The field of cosmetic surgery has seen many advancements during the last few years. Not only has plastic surgery become more popular, but it’s also become safer and more accessible for the regular public. A review conducted by the American Society of Plastic Surgeons found that 18 million people underwent plastic surgery in 2018, which is a quarter-million higher than 2017 numbers. Its rising popularity has led to a greater collective understanding of how plastic surgery can improve people’s lives. One type of surgery that’s grown more popular lately is the blepharoplasty.

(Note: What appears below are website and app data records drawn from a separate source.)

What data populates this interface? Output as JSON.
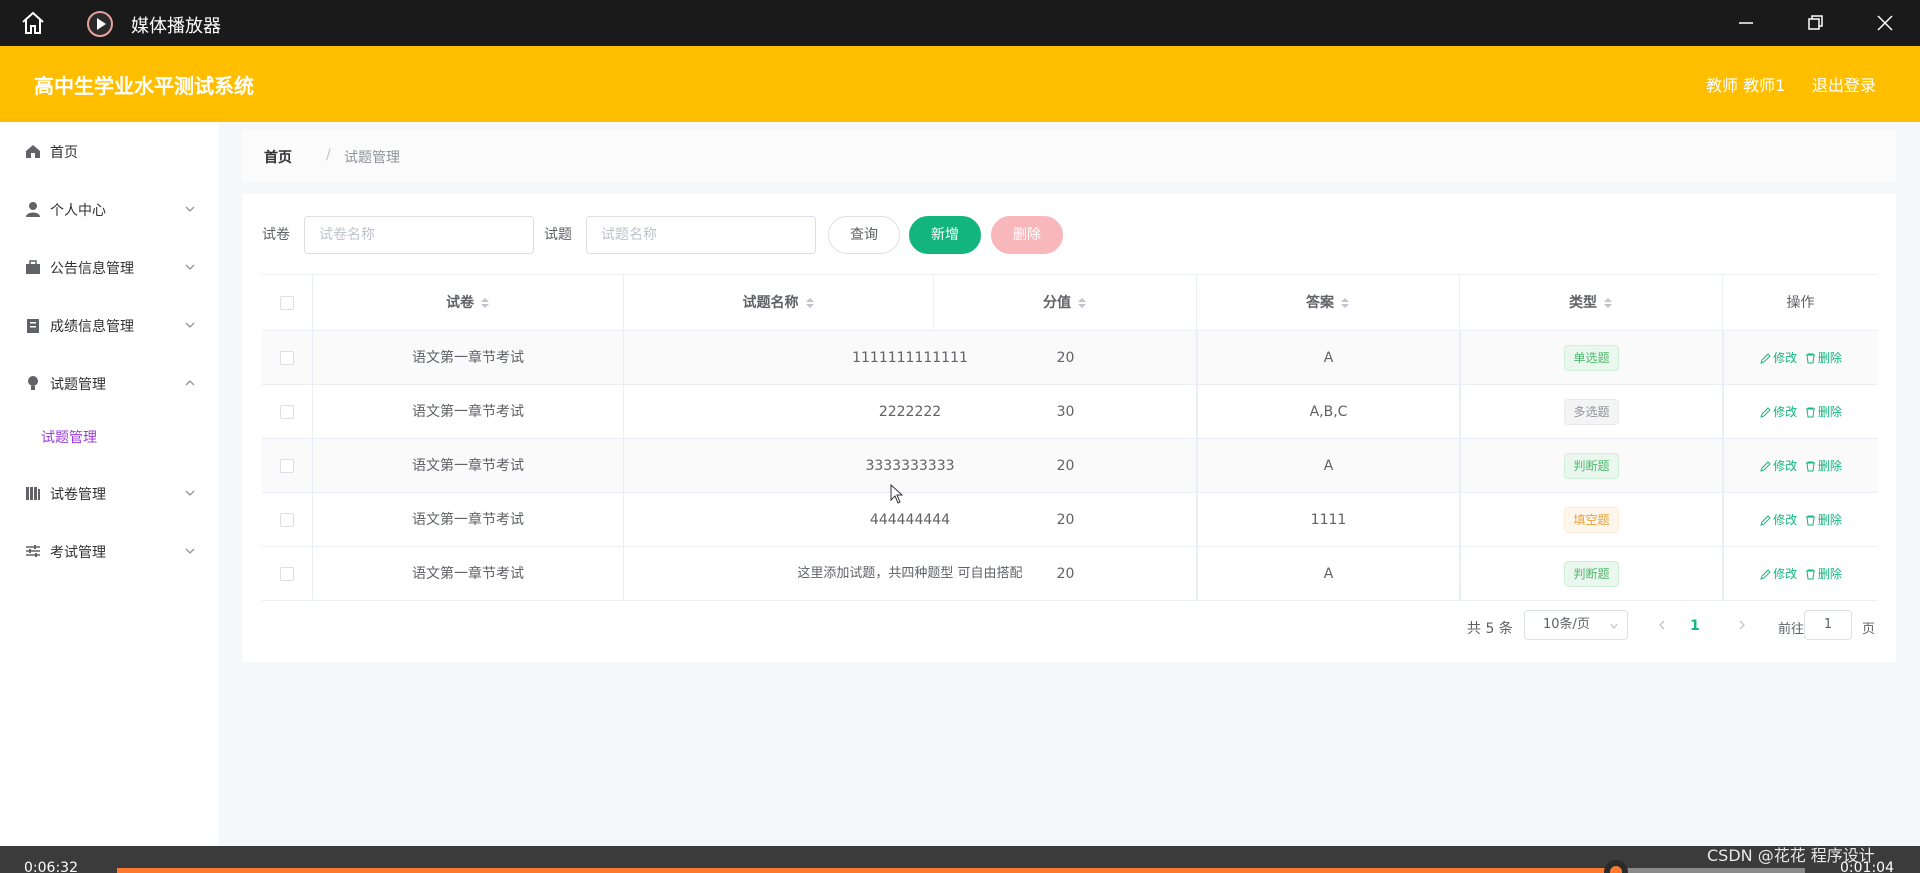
{
  "player": {
    "title": "媒体播放器",
    "time_elapsed": "0:06:32",
    "time_remaining": "0:01:04",
    "progress": 0.888
  },
  "header": {
    "system_title": "高中生学业水平测试系统",
    "user": "教师 教师1",
    "logout": "退出登录"
  },
  "sidebar": {
    "items": [
      {
        "label": "首页",
        "icon": "home-icon"
      },
      {
        "label": "个人中心",
        "icon": "user-icon"
      },
      {
        "label": "公告信息管理",
        "icon": "briefcase-icon"
      },
      {
        "label": "成绩信息管理",
        "icon": "clipboard-icon"
      },
      {
        "label": "试题管理",
        "icon": "bulb-icon"
      },
      {
        "label": "试卷管理",
        "icon": "books-icon"
      },
      {
        "label": "考试管理",
        "icon": "sliders-icon"
      }
    ],
    "active_sub": "试题管理"
  },
  "breadcrumb": {
    "home": "首页",
    "separator": "/",
    "current": "试题管理"
  },
  "filters": {
    "paper_label": "试卷",
    "paper_placeholder": "试卷名称",
    "question_label": "试题",
    "question_placeholder": "试题名称",
    "query": "查询",
    "add": "新增",
    "delete": "删除"
  },
  "table": {
    "columns": [
      "试卷",
      "试题名称",
      "分值",
      "答案",
      "类型",
      "操作"
    ],
    "rows": [
      {
        "paper": "语文第一章节考试",
        "name": "1111111111111",
        "score": "20",
        "answer": "A",
        "type": "单选题",
        "type_color": "green"
      },
      {
        "paper": "语文第一章节考试",
        "name": "2222222",
        "score": "30",
        "answer": "A,B,C",
        "type": "多选题",
        "type_color": "gray"
      },
      {
        "paper": "语文第一章节考试",
        "name": "3333333333",
        "score": "20",
        "answer": "A",
        "type": "判断题",
        "type_color": "green"
      },
      {
        "paper": "语文第一章节考试",
        "name": "444444444",
        "score": "20",
        "answer": "1111",
        "type": "填空题",
        "type_color": "orange"
      },
      {
        "paper": "语文第一章节考试",
        "name": "这里添加试题，共四种题型 可自由搭配",
        "score": "20",
        "answer": "A",
        "type": "判断题",
        "type_color": "green"
      }
    ],
    "edit_label": "修改",
    "delete_label": "删除"
  },
  "pagination": {
    "total": "共 5 条",
    "page_size": "10条/页",
    "current_page": "1",
    "goto_label": "前往",
    "goto_value": "1",
    "page_suffix": "页"
  },
  "watermark": "CSDN @花花 程序设计",
  "colors": {
    "header": "#ffbf00",
    "primary": "#13b57f",
    "danger_light": "#f7b7bb",
    "sub_active": "#9b3fd6"
  }
}
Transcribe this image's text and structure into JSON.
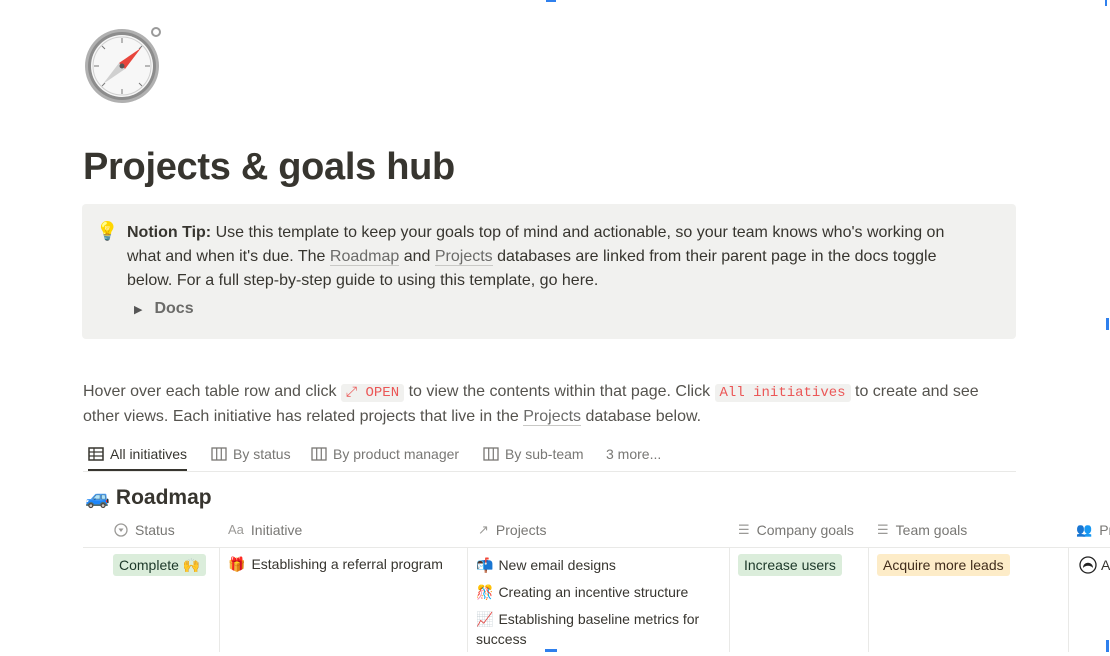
{
  "page": {
    "icon": "compass-icon",
    "title": "Projects & goals hub"
  },
  "callout": {
    "icon": "lightbulb-icon",
    "tip_label": "Notion Tip:",
    "text_1": " Use this template to keep your goals top of mind and actionable, so your team knows who's working on what and when it's due. The ",
    "link_roadmap": "Roadmap",
    "text_2": " and ",
    "link_projects": "Projects",
    "text_3": " databases are linked from their parent page in the docs toggle below. For a full step-by-step guide to using this template, go here.",
    "toggle_label": "Docs"
  },
  "description": {
    "text_1": "Hover over each table row and click ",
    "code_open": "⤢ OPEN",
    "text_2": " to view the contents within that page. Click ",
    "code_all": "All initiatives",
    "text_3": " to create and see other views. Each initiative has related projects that live in the ",
    "link_projects": "Projects",
    "text_4": " database below."
  },
  "views": {
    "tabs": [
      {
        "label": "All initiatives",
        "icon": "table-icon",
        "active": true
      },
      {
        "label": "By status",
        "icon": "board-icon"
      },
      {
        "label": "By product manager",
        "icon": "board-icon"
      },
      {
        "label": "By sub-team",
        "icon": "board-icon"
      },
      {
        "label": "3 more..."
      }
    ]
  },
  "database": {
    "icon": "car-icon",
    "title": "Roadmap",
    "columns": [
      {
        "label": "Status",
        "icon": "status-icon"
      },
      {
        "label": "Initiative",
        "icon": "text-aa-icon"
      },
      {
        "label": "Projects",
        "icon": "relation-arrow-icon"
      },
      {
        "label": "Company goals",
        "icon": "list-icon"
      },
      {
        "label": "Team goals",
        "icon": "list-icon"
      },
      {
        "label": "Pr",
        "icon": "people-icon"
      }
    ],
    "rows": [
      {
        "status": "Complete 🙌",
        "initiative": {
          "emoji": "🎁",
          "label": "Establishing a referral program"
        },
        "projects": [
          {
            "emoji": "📬",
            "label": "New email designs"
          },
          {
            "emoji": "🎊",
            "label": "Creating an incentive structure"
          },
          {
            "emoji": "📈",
            "label": "Establishing baseline metrics for success"
          }
        ],
        "company_goal": "Increase users",
        "team_goal": "Acquire more leads",
        "person_initial": "A"
      }
    ]
  },
  "colors": {
    "text": "#37352f",
    "muted": "#787774",
    "callout_bg": "#f1f1ef",
    "code_red": "#eb5757",
    "tag_green": "#dbeddb",
    "tag_yellow": "#fdecc8",
    "accent_blue": "#2f80ed"
  }
}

As people age, they naturally lose elasticity in their skin. They can also experience changes in their facial fat distribution. Eventually, the natural aging process can lead to drooping, sagging upper and lower eyelids. Fortunately, droopy eyelids can be easily addressed with blepharoplasty.
What Blepharoplasty Is
Also called an eyelid lift, blepharoplasty is a surgical procedure that removes excess eyelid fat and skin to tighten its appearance. Receiving this surgery can make a person look younger, so blepharoplasties are often performed for cosmetic reasons. They can also be used to help patients with certain vision problems. When blepharoplasty is performed to improve vision, it’s considered a functional rather than cosmetic blepharoplasty. When Dr. Wulc is performing eyelid surgery in Philadelphia for patients that come to him with such concerns, he makes an incision in the natural fold of the upper eyelid or close to the lash line of the lower eyelid. Then, he removes excess skin, fat, and muscle. After the patient’s complaints are corrected, the doctor closes the incision, and the patient will be directed to focus on their recovery.
Maintaining our vision is hugely important in the way we live our lives. Being able to see what we’re doing is practically mandatory for daily tasks such as driving, cooking, cleaning, and grooming. When our vision is affected negatively, it can have an equally negative impact on our quality of life. It’s normal to lose visual acuity as our eyes age. Sometimes, the aging process can affect the eyelids in a way that gets in the way of a person’s sense of sight.
Because blepharoplasties mostly address loose, sagging skin above the eye, they can also be used to correct vision impairment. The surgery can widen a person’s field of vision and also allow more light to reach the pupil. Many plastic surgeons who perform cosmetic blepharoplasties are also qualified to perform them for medical reasons. However, most people needing functional blepharoplasties will receive the surgery under the care of an ophthalmologist.
The most common medical reason for blepharoplasty is to eliminate loose skin that hangs over the pupil, which can limit the patient’s field of vision. Other medical reasons for blepharoplasty include:
- Excess fat/skin that makes wearing contacts or glasses difficult
- Irritated skin from extra folds
- Headaches from straining forehead muscles to raise eyelid skin
Many factors can exacerbate sagging eyelid skin. Genetics probably plays the most influential role in whether a person will need functional blepharoplasty in their lifetime. If you have parents or grandparents who have received a functional blepharoplasty to improve their vision, there is a very good chance you will need one in the future as well.
Ptosis is a medical condition that can also impair a person’s vision. Instead of loose, aging skin, ptosis is usually caused by weak eyelid levator muscles. These weakened muscles cause the entire eyelid to hang lower than normal. Ptosis can vary in severity from person to person, but surgery is usually the best treatment for most cases.
Rather than removing excess skin, ptosis surgery calls for the surgeon to tighten the tendons and muscles underneath the eyelid. However, this surgery might be performed in conjunction with blepharoplasty for optimal results, especially if the goal is to improve the patient’s vision.
Who Should Consider This Operation?
Regardless of whether the blepharoplasty is for cosmetic or corrective reasons, the same guidelines apply to prospective patients interested in the surgery. The ideal blepharoplasty candidate is a non-smoker in good overall health with realistic expectations.
Unfortunately, blepharoplasty isn’t the best solution for everyone. Certain conditions can make a person a bad candidate for blepharoplasty. People with glaucoma, dry eye, and diabetes are usually discouraged from undergoing any type of surgery. Also, people who are dissatisfied with signs of aging that extend beyond the immediate eyelid area might benefit from other cosmetic surgeries besides blepharoplasty, such as a facelift.
Whether you want to improve your vision or your overall appearance, the most important part of your blepharoplasty experience will be finding the right doctor. Dr. Allan Wulc at W Cosmetic Surgery is a quadruple-certified plastic surgeon with over 25 years working on eyelids and faces. If you’re ready to correct your sagging eyelids once and for all, contact Dr. Wulc to schedule your consultation today.